> What this task involves
Among the records below, find the lines containing "menu" and state only how many there are.

> Dataset rows describing interfaces

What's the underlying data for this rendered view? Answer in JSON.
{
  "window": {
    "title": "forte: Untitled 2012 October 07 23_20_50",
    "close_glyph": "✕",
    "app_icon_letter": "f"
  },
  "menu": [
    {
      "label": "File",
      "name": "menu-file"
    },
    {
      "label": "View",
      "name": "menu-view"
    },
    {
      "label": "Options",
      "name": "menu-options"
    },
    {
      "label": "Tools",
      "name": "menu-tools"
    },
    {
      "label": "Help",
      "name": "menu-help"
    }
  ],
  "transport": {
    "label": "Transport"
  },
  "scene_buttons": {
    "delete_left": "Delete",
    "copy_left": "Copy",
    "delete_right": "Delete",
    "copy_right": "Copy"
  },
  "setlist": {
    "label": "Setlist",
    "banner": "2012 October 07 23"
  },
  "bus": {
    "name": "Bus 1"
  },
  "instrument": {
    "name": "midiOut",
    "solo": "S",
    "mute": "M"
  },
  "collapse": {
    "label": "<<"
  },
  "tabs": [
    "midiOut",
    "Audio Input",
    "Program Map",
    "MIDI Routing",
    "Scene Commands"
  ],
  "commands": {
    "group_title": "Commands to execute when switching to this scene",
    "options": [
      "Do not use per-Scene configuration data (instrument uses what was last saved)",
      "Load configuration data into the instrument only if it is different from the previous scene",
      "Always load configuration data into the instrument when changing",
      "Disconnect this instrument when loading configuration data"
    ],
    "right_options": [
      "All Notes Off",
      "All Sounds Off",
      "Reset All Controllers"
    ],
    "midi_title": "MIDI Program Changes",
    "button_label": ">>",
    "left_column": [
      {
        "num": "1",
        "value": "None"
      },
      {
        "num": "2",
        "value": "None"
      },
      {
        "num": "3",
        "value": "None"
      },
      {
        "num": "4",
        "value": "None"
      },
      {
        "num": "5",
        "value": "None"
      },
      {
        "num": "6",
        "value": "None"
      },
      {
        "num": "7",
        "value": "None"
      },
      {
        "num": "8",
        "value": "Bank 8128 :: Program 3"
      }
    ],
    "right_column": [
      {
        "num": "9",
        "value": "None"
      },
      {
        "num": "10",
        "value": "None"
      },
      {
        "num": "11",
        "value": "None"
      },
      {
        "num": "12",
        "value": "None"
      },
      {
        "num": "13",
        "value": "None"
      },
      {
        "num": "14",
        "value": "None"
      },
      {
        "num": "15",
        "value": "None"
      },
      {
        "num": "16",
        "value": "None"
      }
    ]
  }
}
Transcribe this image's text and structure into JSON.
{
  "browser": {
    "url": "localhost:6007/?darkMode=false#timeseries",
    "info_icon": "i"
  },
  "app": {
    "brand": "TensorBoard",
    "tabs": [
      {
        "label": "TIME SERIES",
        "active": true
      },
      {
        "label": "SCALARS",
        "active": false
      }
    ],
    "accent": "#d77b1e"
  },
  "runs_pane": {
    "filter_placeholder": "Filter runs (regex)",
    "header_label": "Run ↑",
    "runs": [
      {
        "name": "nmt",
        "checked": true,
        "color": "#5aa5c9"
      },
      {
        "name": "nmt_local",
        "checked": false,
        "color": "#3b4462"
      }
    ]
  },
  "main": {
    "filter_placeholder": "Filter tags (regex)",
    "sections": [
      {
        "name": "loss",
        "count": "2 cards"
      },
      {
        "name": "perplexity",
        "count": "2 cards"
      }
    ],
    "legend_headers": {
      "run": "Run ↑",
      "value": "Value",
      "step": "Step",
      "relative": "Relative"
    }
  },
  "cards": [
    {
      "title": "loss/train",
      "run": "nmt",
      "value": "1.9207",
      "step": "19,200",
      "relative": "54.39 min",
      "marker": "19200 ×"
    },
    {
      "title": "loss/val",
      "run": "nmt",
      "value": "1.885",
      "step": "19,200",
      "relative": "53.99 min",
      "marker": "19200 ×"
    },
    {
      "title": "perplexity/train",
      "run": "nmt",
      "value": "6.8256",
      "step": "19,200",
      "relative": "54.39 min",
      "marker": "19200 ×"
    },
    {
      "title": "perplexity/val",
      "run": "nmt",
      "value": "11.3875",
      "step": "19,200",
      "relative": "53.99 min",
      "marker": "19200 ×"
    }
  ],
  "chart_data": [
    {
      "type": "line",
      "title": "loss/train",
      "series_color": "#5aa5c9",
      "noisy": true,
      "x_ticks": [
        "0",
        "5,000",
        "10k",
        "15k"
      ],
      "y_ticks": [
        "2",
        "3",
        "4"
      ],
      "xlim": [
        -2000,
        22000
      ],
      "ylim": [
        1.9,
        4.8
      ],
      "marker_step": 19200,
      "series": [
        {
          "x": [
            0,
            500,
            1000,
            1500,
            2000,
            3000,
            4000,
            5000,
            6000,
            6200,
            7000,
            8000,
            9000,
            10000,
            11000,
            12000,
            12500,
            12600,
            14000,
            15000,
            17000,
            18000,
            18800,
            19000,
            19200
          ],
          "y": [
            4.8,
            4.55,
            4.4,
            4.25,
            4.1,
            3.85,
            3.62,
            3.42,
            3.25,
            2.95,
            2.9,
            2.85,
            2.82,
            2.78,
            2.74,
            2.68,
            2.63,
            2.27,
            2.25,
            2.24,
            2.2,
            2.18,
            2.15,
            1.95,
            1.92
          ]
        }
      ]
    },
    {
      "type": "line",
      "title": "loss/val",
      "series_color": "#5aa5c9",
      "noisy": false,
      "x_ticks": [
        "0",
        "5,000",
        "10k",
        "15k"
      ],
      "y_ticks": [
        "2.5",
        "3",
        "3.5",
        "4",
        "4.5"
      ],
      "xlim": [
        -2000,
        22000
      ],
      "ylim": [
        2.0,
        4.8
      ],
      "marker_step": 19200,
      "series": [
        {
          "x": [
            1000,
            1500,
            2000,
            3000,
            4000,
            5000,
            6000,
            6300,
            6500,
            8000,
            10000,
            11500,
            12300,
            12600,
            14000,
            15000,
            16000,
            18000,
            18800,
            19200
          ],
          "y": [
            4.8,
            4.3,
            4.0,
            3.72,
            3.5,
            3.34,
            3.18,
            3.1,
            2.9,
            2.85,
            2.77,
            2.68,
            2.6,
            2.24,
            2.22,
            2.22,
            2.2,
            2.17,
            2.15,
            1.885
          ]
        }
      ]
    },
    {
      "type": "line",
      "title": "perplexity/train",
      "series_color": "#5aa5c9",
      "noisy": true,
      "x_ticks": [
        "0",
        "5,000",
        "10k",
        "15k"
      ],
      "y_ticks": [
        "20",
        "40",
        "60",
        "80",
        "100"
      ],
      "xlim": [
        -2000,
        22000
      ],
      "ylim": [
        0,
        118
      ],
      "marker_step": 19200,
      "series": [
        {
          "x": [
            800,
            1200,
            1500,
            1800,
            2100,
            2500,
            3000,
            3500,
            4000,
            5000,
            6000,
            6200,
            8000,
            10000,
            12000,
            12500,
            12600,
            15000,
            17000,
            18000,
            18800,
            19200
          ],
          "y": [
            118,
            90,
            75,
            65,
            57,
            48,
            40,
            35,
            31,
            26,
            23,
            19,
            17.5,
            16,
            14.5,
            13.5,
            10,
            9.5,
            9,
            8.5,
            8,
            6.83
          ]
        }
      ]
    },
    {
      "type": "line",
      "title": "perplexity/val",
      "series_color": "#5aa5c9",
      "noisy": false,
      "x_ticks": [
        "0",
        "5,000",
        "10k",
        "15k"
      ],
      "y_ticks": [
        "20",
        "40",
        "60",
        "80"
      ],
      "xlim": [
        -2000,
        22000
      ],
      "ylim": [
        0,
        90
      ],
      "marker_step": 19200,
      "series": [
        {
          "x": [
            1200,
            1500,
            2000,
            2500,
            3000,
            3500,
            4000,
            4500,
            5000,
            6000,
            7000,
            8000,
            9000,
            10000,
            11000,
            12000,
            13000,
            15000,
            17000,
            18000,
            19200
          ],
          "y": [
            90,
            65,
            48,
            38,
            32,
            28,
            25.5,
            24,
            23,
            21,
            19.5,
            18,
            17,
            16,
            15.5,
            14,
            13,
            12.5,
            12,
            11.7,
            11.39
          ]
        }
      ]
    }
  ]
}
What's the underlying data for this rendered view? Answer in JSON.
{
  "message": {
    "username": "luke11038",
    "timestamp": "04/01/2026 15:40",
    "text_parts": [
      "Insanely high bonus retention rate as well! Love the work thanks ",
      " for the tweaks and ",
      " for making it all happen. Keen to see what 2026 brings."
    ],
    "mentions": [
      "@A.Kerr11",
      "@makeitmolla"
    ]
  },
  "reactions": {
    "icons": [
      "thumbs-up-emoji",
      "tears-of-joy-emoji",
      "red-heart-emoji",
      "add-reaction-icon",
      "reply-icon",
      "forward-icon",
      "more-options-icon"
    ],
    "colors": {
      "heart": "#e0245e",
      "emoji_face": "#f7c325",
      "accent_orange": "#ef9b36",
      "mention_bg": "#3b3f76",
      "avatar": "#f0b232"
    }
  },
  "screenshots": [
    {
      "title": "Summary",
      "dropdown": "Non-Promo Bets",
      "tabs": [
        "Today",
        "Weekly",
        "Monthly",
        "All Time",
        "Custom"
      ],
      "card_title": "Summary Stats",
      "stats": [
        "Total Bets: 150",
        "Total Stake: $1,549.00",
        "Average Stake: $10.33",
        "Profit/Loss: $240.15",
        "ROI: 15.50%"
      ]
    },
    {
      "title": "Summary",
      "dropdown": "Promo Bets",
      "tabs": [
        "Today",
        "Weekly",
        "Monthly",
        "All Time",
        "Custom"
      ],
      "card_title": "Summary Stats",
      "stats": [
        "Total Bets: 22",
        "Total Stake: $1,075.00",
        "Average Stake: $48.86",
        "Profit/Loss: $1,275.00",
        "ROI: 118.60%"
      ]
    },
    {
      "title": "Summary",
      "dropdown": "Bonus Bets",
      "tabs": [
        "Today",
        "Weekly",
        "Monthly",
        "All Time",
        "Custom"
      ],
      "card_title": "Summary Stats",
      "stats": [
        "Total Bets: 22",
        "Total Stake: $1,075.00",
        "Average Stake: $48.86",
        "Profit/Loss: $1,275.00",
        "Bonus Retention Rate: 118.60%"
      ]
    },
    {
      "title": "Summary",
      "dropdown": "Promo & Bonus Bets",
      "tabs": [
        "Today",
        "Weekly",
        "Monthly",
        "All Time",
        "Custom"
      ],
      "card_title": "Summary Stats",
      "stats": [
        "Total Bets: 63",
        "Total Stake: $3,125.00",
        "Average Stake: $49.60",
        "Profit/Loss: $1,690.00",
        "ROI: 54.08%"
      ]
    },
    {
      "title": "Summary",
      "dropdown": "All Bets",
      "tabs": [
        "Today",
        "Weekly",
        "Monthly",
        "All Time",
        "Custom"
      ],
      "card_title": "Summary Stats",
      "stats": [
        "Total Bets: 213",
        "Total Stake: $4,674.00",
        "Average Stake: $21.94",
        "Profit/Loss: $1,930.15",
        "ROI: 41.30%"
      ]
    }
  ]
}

> Task result
6